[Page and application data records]
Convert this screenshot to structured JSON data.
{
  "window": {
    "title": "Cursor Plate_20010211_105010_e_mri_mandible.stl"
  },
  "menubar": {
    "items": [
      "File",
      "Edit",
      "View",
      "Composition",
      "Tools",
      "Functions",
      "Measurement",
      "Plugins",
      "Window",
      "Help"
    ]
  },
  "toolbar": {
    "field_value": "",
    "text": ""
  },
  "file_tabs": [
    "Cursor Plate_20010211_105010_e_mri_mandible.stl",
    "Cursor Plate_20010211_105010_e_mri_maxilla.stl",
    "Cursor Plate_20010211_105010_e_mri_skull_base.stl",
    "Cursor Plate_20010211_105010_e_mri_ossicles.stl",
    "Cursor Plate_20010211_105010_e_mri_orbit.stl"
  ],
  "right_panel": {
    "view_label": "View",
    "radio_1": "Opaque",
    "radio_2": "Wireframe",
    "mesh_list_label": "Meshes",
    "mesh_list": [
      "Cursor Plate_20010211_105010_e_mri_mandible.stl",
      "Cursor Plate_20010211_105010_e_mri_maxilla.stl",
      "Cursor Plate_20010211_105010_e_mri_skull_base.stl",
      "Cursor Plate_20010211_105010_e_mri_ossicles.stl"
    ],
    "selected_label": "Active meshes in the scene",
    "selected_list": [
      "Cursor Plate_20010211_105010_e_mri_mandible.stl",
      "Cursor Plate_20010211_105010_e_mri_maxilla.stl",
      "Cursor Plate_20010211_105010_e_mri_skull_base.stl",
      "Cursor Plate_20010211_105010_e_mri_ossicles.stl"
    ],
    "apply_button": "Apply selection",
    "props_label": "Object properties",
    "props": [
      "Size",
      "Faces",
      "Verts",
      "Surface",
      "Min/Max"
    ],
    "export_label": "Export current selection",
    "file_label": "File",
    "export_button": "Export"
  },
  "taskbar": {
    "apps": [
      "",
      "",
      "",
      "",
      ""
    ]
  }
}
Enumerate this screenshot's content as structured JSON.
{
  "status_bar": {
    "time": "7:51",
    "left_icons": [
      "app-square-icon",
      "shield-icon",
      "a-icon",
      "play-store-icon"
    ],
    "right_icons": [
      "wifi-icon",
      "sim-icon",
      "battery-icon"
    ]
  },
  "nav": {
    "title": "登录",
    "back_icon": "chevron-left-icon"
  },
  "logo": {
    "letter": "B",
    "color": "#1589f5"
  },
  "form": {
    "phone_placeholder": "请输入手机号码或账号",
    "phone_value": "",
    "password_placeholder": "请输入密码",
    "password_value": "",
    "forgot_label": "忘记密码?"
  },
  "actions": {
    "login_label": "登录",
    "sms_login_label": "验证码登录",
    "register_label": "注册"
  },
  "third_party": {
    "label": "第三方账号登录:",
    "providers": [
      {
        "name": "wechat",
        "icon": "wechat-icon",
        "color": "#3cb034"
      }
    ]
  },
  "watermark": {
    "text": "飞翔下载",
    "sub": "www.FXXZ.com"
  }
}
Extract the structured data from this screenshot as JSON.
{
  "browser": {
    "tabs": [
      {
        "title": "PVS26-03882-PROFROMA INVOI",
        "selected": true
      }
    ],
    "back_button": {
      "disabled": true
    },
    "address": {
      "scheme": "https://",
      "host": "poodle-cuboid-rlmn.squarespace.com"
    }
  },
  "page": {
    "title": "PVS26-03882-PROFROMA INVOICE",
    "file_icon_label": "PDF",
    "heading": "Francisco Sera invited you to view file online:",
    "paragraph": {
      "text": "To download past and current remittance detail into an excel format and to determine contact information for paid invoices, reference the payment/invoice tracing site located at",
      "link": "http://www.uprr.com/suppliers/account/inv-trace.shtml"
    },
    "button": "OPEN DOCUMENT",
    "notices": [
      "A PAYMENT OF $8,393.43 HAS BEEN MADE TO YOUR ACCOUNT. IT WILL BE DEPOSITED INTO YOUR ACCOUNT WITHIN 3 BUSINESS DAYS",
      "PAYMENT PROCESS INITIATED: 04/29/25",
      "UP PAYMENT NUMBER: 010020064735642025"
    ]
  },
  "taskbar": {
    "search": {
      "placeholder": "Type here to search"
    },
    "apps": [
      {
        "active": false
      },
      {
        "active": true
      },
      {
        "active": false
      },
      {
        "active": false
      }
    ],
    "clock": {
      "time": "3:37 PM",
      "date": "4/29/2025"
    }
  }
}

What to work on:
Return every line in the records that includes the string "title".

Answer section:
    "title": "Cursor Plate_20010211_105010_e_mri_mandible.stl"
    "title": "登录",
        "title": "PVS26-03882-PROFROMA INVOI",
    "title": "PVS26-03882-PROFROMA INVOICE",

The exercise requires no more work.